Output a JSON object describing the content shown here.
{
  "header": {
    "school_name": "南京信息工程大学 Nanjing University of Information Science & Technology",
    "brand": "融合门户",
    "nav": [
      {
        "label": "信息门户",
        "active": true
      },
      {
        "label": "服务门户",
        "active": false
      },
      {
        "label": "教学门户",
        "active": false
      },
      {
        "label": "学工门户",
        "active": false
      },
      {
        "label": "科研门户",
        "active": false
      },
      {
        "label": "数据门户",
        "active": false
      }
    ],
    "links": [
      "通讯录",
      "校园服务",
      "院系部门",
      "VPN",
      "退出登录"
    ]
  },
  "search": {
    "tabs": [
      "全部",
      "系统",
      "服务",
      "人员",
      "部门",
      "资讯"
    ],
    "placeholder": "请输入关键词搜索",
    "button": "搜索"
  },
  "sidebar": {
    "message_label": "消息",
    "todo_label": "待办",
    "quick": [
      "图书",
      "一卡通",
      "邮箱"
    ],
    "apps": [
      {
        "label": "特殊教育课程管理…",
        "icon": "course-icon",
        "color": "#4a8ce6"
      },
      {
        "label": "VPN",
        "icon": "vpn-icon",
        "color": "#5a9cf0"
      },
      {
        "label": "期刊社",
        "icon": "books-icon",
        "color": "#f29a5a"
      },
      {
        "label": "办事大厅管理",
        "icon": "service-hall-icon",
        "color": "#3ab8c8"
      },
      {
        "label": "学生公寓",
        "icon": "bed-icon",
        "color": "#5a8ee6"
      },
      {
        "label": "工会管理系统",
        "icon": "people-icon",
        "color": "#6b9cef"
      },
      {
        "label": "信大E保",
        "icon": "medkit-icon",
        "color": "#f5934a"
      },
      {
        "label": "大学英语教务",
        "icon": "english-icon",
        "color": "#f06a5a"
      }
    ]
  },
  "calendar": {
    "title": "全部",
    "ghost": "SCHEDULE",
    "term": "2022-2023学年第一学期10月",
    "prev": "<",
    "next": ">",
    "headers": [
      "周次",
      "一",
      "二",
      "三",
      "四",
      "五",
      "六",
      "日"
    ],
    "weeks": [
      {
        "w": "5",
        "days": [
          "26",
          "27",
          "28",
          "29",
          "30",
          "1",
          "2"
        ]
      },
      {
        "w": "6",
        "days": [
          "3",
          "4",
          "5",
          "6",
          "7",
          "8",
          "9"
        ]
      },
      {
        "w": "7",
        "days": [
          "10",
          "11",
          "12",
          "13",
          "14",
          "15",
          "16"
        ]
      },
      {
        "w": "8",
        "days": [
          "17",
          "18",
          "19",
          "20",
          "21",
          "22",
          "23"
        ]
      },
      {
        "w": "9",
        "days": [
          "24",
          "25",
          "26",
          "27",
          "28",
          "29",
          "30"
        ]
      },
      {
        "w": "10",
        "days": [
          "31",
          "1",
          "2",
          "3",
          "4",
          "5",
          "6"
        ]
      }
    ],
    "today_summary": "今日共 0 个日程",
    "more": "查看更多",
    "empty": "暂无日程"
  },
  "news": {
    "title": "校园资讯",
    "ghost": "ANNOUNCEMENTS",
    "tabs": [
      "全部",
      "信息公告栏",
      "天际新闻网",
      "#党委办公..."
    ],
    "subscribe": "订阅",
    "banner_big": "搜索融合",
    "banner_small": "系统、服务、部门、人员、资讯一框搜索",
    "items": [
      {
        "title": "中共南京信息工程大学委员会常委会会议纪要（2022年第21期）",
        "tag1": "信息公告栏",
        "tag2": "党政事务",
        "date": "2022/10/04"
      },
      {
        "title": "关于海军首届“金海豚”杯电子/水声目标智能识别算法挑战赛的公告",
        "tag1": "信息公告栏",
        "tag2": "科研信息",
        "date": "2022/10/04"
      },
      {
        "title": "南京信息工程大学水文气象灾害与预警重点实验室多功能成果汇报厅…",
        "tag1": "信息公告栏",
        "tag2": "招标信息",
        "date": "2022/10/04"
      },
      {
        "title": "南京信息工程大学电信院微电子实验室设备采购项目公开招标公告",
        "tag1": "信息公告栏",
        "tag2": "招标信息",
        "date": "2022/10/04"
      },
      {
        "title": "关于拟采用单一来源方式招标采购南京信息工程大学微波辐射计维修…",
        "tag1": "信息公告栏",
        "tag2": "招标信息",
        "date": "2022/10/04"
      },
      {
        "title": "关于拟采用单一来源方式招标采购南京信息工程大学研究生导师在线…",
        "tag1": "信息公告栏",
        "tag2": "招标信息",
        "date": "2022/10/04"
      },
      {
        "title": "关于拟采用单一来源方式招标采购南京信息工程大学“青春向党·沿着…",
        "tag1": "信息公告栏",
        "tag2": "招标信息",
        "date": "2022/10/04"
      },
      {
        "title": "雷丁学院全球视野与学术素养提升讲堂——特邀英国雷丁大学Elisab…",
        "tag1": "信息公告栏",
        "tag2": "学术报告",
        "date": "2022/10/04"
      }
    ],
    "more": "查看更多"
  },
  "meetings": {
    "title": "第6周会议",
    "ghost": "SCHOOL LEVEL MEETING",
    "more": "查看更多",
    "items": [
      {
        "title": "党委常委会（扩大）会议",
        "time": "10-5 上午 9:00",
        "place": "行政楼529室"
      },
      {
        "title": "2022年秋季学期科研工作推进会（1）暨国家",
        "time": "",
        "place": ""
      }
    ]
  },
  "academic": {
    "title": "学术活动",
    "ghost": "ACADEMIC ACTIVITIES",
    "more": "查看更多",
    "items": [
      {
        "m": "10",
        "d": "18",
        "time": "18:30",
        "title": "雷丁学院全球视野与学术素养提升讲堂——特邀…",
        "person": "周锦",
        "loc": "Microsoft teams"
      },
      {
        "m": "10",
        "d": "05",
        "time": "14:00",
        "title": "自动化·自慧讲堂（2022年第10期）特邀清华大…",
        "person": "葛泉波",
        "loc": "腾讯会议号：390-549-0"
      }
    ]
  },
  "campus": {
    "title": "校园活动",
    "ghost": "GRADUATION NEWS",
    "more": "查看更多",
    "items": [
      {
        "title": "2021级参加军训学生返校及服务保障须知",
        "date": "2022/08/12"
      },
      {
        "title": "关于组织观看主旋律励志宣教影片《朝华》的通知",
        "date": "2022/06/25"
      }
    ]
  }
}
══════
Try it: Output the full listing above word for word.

Task answer:
Output a JSON object describing the content shown here.
{
  "header": {
    "school_name": "南京信息工程大学 Nanjing University of Information Science & Technology",
    "brand": "融合门户",
    "nav": [
      {
        "label": "信息门户",
        "active": true
      },
      {
        "label": "服务门户",
        "active": false
      },
      {
        "label": "教学门户",
        "active": false
      },
      {
        "label": "学工门户",
        "active": false
      },
      {
        "label": "科研门户",
        "active": false
      },
      {
        "label": "数据门户",
        "active": false
      }
    ],
    "links": [
      "通讯录",
      "校园服务",
      "院系部门",
      "VPN",
      "退出登录"
    ]
  },
  "search": {
    "tabs": [
      "全部",
      "系统",
      "服务",
      "人员",
      "部门",
      "资讯"
    ],
    "placeholder": "请输入关键词搜索",
    "button": "搜索"
  },
  "sidebar": {
    "message_label": "消息",
    "todo_label": "待办",
    "quick": [
      "图书",
      "一卡通",
      "邮箱"
    ],
    "apps": [
      {
        "label": "特殊教育课程管理…",
        "icon": "course-icon",
        "color": "#4a8ce6"
      },
      {
        "label": "VPN",
        "icon": "vpn-icon",
        "color": "#5a9cf0"
      },
      {
        "label": "期刊社",
        "icon": "books-icon",
        "color": "#f29a5a"
      },
      {
        "label": "办事大厅管理",
        "icon": "service-hall-icon",
        "color": "#3ab8c8"
      },
      {
        "label": "学生公寓",
        "icon": "bed-icon",
        "color": "#5a8ee6"
      },
      {
        "label": "工会管理系统",
        "icon": "people-icon",
        "color": "#6b9cef"
      },
      {
        "label": "信大E保",
        "icon": "medkit-icon",
        "color": "#f5934a"
      },
      {
        "label": "大学英语教务",
        "icon": "english-icon",
        "color": "#f06a5a"
      }
    ]
  },
  "calendar": {
    "title": "全部",
    "ghost": "SCHEDULE",
    "term": "2022-2023学年第一学期10月",
    "prev": "<",
    "next": ">",
    "headers": [
      "周次",
      "一",
      "二",
      "三",
      "四",
      "五",
      "六",
      "日"
    ],
    "weeks": [
      {
        "w": "5",
        "days": [
          "26",
          "27",
          "28",
          "29",
          "30",
          "1",
          "2"
        ]
      },
      {
        "w": "6",
        "days": [
          "3",
          "4",
          "5",
          "6",
          "7",
          "8",
          "9"
        ]
      },
      {
        "w": "7",
        "days": [
          "10",
          "11",
          "12",
          "13",
          "14",
          "15",
          "16"
        ]
      },
      {
        "w": "8",
        "days": [
          "17",
          "18",
          "19",
          "20",
          "21",
          "22",
          "23"
        ]
      },
      {
        "w": "9",
        "days": [
          "24",
          "25",
          "26",
          "27",
          "28",
          "29",
          "30"
        ]
      },
      {
        "w": "10",
        "days": [
          "31",
          "1",
          "2",
          "3",
          "4",
          "5",
          "6"
        ]
      }
    ],
    "today_summary": "今日共 0 个日程",
    "more": "查看更多",
    "empty": "暂无日程"
  },
  "news": {
    "title": "校园资讯",
    "ghost": "ANNOUNCEMENTS",
    "tabs": [
      "全部",
      "信息公告栏",
      "天际新闻网",
      "#党委办公..."
    ],
    "subscribe": "订阅",
    "banner_big": "搜索融合",
    "banner_small": "系统、服务、部门、人员、资讯一框搜索",
    "items": [
      {
        "title": "中共南京信息工程大学委员会常委会会议纪要（2022年第21期）",
        "tag1": "信息公告栏",
        "tag2": "党政事务",
        "date": "2022/10/04"
      },
      {
        "title": "关于海军首届“金海豚”杯电子/水声目标智能识别算法挑战赛的公告",
        "tag1": "信息公告栏",
        "tag2": "科研信息",
        "date": "2022/10/04"
      },
      {
        "title": "南京信息工程大学水文气象灾害与预警重点实验室多功能成果汇报厅…",
        "tag1": "信息公告栏",
        "tag2": "招标信息",
        "date": "2022/10/04"
      },
      {
        "title": "南京信息工程大学电信院微电子实验室设备采购项目公开招标公告",
        "tag1": "信息公告栏",
        "tag2": "招标信息",
        "date": "2022/10/04"
      },
      {
        "title": "关于拟采用单一来源方式招标采购南京信息工程大学微波辐射计维修…",
        "tag1": "信息公告栏",
        "tag2": "招标信息",
        "date": "2022/10/04"
      },
      {
        "title": "关于拟采用单一来源方式招标采购南京信息工程大学研究生导师在线…",
        "tag1": "信息公告栏",
        "tag2": "招标信息",
        "date": "2022/10/04"
      },
      {
        "title": "关于拟采用单一来源方式招标采购南京信息工程大学“青春向党·沿着…",
        "tag1": "信息公告栏",
        "tag2": "招标信息",
        "date": "2022/10/04"
      },
      {
        "title": "雷丁学院全球视野与学术素养提升讲堂——特邀英国雷丁大学Elisab…",
        "tag1": "信息公告栏",
        "tag2": "学术报告",
        "date": "2022/10/04"
      }
    ],
    "more": "查看更多"
  },
  "meetings": {
    "title": "第6周会议",
    "ghost": "SCHOOL LEVEL MEETING",
    "more": "查看更多",
    "items": [
      {
        "title": "党委常委会（扩大）会议",
        "time": "10-5 上午 9:00",
        "place": "行政楼529室"
      },
      {
        "title": "2022年秋季学期科研工作推进会（1）暨国家",
        "time": "",
        "place": ""
      }
    ]
  },
  "academic": {
    "title": "学术活动",
    "ghost": "ACADEMIC ACTIVITIES",
    "more": "查看更多",
    "items": [
      {
        "m": "10",
        "d": "18",
        "time": "18:30",
        "title": "雷丁学院全球视野与学术素养提升讲堂——特邀…",
        "person": "周锦",
        "loc": "Microsoft teams"
      },
      {
        "m": "10",
        "d": "05",
        "time": "14:00",
        "title": "自动化·自慧讲堂（2022年第10期）特邀清华大…",
        "person": "葛泉波",
        "loc": "腾讯会议号：390-549-0"
      }
    ]
  },
  "campus": {
    "title": "校园活动",
    "ghost": "GRADUATION NEWS",
    "more": "查看更多",
    "items": [
      {
        "title": "2021级参加军训学生返校及服务保障须知",
        "date": "2022/08/12"
      },
      {
        "title": "关于组织观看主旋律励志宣教影片《朝华》的通知",
        "date": "2022/06/25"
      }
    ]
  }
}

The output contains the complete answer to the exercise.